# EXERCISE AIM:
Because the lines must stay identical, write out the data without changing anything.
START RECORD EXCERPTS
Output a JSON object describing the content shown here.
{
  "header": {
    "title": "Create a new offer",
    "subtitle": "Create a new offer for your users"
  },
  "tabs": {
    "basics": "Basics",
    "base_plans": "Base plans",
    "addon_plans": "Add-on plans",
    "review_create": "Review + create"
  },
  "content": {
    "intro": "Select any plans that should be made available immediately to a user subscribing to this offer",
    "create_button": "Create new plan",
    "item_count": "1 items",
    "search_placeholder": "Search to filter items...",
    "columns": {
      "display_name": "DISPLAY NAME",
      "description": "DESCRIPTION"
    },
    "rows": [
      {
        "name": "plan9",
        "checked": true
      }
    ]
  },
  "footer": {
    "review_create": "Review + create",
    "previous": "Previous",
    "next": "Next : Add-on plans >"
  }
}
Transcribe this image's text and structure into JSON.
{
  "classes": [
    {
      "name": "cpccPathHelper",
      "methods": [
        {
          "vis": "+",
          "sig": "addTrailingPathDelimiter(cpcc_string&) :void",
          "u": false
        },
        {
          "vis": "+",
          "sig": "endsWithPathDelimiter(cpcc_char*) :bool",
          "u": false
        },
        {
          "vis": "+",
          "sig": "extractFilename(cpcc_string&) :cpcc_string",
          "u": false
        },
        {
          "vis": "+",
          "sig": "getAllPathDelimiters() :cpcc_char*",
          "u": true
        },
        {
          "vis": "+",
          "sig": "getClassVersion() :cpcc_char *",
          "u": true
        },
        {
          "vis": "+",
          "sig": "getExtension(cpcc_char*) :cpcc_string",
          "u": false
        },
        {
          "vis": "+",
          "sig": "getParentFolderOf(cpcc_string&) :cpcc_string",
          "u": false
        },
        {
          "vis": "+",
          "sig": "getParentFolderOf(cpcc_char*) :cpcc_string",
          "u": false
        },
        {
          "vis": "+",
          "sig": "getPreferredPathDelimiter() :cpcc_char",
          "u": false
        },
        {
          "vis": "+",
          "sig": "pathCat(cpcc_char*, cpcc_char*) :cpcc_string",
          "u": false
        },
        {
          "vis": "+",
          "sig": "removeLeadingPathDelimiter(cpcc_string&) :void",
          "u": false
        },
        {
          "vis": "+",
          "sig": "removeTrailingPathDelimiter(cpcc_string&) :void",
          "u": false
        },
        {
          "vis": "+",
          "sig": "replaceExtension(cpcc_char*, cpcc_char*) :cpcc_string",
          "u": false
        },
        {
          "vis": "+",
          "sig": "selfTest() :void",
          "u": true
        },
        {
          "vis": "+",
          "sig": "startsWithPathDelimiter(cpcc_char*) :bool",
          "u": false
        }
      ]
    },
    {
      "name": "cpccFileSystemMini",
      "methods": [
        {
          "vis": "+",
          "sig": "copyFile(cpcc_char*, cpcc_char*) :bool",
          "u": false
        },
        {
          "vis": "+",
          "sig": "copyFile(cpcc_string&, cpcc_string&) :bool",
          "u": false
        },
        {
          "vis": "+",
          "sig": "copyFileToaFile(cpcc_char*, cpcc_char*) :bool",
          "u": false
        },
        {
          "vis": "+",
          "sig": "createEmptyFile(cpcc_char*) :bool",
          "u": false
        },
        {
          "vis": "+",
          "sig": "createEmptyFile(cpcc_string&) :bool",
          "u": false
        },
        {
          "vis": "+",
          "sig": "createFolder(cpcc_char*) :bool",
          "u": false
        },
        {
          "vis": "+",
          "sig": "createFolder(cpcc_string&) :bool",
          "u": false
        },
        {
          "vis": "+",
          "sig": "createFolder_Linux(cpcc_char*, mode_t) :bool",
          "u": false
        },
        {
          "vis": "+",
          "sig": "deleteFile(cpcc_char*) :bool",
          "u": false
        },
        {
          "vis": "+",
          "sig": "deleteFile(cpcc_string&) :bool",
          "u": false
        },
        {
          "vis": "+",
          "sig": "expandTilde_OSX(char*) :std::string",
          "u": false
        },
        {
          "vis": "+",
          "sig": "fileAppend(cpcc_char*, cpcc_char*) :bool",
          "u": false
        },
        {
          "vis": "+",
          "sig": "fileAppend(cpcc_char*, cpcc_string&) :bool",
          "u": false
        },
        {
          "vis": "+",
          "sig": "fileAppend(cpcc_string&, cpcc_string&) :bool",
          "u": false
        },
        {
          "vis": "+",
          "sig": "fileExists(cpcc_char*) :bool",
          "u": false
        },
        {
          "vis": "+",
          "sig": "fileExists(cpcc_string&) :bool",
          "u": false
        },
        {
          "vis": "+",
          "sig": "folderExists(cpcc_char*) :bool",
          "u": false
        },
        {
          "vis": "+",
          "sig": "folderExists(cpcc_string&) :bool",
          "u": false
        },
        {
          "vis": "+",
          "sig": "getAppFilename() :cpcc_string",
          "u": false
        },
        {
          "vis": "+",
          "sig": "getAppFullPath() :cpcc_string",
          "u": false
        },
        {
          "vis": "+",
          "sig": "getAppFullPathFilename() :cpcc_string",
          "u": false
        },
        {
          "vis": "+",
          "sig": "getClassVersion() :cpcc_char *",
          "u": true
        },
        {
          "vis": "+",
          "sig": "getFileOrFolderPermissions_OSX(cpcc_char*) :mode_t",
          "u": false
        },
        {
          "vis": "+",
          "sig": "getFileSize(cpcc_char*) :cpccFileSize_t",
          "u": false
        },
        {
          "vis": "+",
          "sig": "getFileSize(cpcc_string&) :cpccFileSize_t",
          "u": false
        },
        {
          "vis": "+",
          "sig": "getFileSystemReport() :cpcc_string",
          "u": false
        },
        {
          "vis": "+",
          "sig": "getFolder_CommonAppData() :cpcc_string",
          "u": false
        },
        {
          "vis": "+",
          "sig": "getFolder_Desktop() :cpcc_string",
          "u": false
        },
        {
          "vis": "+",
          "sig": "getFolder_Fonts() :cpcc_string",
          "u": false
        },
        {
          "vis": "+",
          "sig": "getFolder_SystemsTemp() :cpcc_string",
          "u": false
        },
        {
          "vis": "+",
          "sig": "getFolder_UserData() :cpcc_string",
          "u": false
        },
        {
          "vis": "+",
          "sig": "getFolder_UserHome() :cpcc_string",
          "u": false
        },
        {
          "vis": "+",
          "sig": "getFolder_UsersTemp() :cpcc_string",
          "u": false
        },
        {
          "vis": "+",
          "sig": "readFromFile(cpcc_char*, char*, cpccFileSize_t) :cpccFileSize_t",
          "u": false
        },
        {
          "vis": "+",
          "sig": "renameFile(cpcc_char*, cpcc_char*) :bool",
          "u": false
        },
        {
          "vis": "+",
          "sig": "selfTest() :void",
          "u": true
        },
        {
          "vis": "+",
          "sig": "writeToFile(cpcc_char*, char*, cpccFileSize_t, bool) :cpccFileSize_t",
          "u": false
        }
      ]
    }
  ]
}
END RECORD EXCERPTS
# RESULT:
Output a JSON object describing the content shown here.
{
  "header": {
    "title": "Create a new offer",
    "subtitle": "Create a new offer for your users"
  },
  "tabs": {
    "basics": "Basics",
    "base_plans": "Base plans",
    "addon_plans": "Add-on plans",
    "review_create": "Review + create"
  },
  "content": {
    "intro": "Select any plans that should be made available immediately to a user subscribing to this offer",
    "create_button": "Create new plan",
    "item_count": "1 items",
    "search_placeholder": "Search to filter items...",
    "columns": {
      "display_name": "DISPLAY NAME",
      "description": "DESCRIPTION"
    },
    "rows": [
      {
        "name": "plan9",
        "checked": true
      }
    ]
  },
  "footer": {
    "review_create": "Review + create",
    "previous": "Previous",
    "next": "Next : Add-on plans >"
  }
}
Transcribe this image's text and structure into JSON.
{
  "classes": [
    {
      "name": "cpccPathHelper",
      "methods": [
        {
          "vis": "+",
          "sig": "addTrailingPathDelimiter(cpcc_string&) :void",
          "u": false
        },
        {
          "vis": "+",
          "sig": "endsWithPathDelimiter(cpcc_char*) :bool",
          "u": false
        },
        {
          "vis": "+",
          "sig": "extractFilename(cpcc_string&) :cpcc_string",
          "u": false
        },
        {
          "vis": "+",
          "sig": "getAllPathDelimiters() :cpcc_char*",
          "u": true
        },
        {
          "vis": "+",
          "sig": "getClassVersion() :cpcc_char *",
          "u": true
        },
        {
          "vis": "+",
          "sig": "getExtension(cpcc_char*) :cpcc_string",
          "u": false
        },
        {
          "vis": "+",
          "sig": "getParentFolderOf(cpcc_string&) :cpcc_string",
          "u": false
        },
        {
          "vis": "+",
          "sig": "getParentFolderOf(cpcc_char*) :cpcc_string",
          "u": false
        },
        {
          "vis": "+",
          "sig": "getPreferredPathDelimiter() :cpcc_char",
          "u": false
        },
        {
          "vis": "+",
          "sig": "pathCat(cpcc_char*, cpcc_char*) :cpcc_string",
          "u": false
        },
        {
          "vis": "+",
          "sig": "removeLeadingPathDelimiter(cpcc_string&) :void",
          "u": false
        },
        {
          "vis": "+",
          "sig": "removeTrailingPathDelimiter(cpcc_string&) :void",
          "u": false
        },
        {
          "vis": "+",
          "sig": "replaceExtension(cpcc_char*, cpcc_char*) :cpcc_string",
          "u": false
        },
        {
          "vis": "+",
          "sig": "selfTest() :void",
          "u": true
        },
        {
          "vis": "+",
          "sig": "startsWithPathDelimiter(cpcc_char*) :bool",
          "u": false
        }
      ]
    },
    {
      "name": "cpccFileSystemMini",
      "methods": [
        {
          "vis": "+",
          "sig": "copyFile(cpcc_char*, cpcc_char*) :bool",
          "u": false
        },
        {
          "vis": "+",
          "sig": "copyFile(cpcc_string&, cpcc_string&) :bool",
          "u": false
        },
        {
          "vis": "+",
          "sig": "copyFileToaFile(cpcc_char*, cpcc_char*) :bool",
          "u": false
        },
        {
          "vis": "+",
          "sig": "createEmptyFile(cpcc_char*) :bool",
          "u": false
        },
        {
          "vis": "+",
          "sig": "createEmptyFile(cpcc_string&) :bool",
          "u": false
        },
        {
          "vis": "+",
          "sig": "createFolder(cpcc_char*) :bool",
          "u": false
        },
        {
          "vis": "+",
          "sig": "createFolder(cpcc_string&) :bool",
          "u": false
        },
        {
          "vis": "+",
          "sig": "createFolder_Linux(cpcc_char*, mode_t) :bool",
          "u": false
        },
        {
          "vis": "+",
          "sig": "deleteFile(cpcc_char*) :bool",
          "u": false
        },
        {
          "vis": "+",
          "sig": "deleteFile(cpcc_string&) :bool",
          "u": false
        },
        {
          "vis": "+",
          "sig": "expandTilde_OSX(char*) :std::string",
          "u": false
        },
        {
          "vis": "+",
          "sig": "fileAppend(cpcc_char*, cpcc_char*) :bool",
          "u": false
        },
        {
          "vis": "+",
          "sig": "fileAppend(cpcc_char*, cpcc_string&) :bool",
          "u": false
        },
        {
          "vis": "+",
          "sig": "fileAppend(cpcc_string&, cpcc_string&) :bool",
          "u": false
        },
        {
          "vis": "+",
          "sig": "fileExists(cpcc_char*) :bool",
          "u": false
        },
        {
          "vis": "+",
          "sig": "fileExists(cpcc_string&) :bool",
          "u": false
        },
        {
          "vis": "+",
          "sig": "folderExists(cpcc_char*) :bool",
          "u": false
        },
        {
          "vis": "+",
          "sig": "folderExists(cpcc_string&) :bool",
          "u": false
        },
        {
          "vis": "+",
          "sig": "getAppFilename() :cpcc_string",
          "u": false
        },
        {
          "vis": "+",
          "sig": "getAppFullPath() :cpcc_string",
          "u": false
        },
        {
          "vis": "+",
          "sig": "getAppFullPathFilename() :cpcc_string",
          "u": false
        },
        {
          "vis": "+",
          "sig": "getClassVersion() :cpcc_char *",
          "u": true
        },
        {
          "vis": "+",
          "sig": "getFileOrFolderPermissions_OSX(cpcc_char*) :mode_t",
          "u": false
        },
        {
          "vis": "+",
          "sig": "getFileSize(cpcc_char*) :cpccFileSize_t",
          "u": false
        },
        {
          "vis": "+",
          "sig": "getFileSize(cpcc_string&) :cpccFileSize_t",
          "u": false
        },
        {
          "vis": "+",
          "sig": "getFileSystemReport() :cpcc_string",
          "u": false
        },
        {
          "vis": "+",
          "sig": "getFolder_CommonAppData() :cpcc_string",
          "u": false
        },
        {
          "vis": "+",
          "sig": "getFolder_Desktop() :cpcc_string",
          "u": false
        },
        {
          "vis": "+",
          "sig": "getFolder_Fonts() :cpcc_string",
          "u": false
        },
        {
          "vis": "+",
          "sig": "getFolder_SystemsTemp() :cpcc_string",
          "u": false
        },
        {
          "vis": "+",
          "sig": "getFolder_UserData() :cpcc_string",
          "u": false
        },
        {
          "vis": "+",
          "sig": "getFolder_UserHome() :cpcc_string",
          "u": false
        },
        {
          "vis": "+",
          "sig": "getFolder_UsersTemp() :cpcc_string",
          "u": false
        },
        {
          "vis": "+",
          "sig": "readFromFile(cpcc_char*, char*, cpccFileSize_t) :cpccFileSize_t",
          "u": false
        },
        {
          "vis": "+",
          "sig": "renameFile(cpcc_char*, cpcc_char*) :bool",
          "u": false
        },
        {
          "vis": "+",
          "sig": "selfTest() :void",
          "u": true
        },
        {
          "vis": "+",
          "sig": "writeToFile(cpcc_char*, char*, cpccFileSize_t, bool) :cpccFileSize_t",
          "u": false
        }
      ]
    }
  ]
}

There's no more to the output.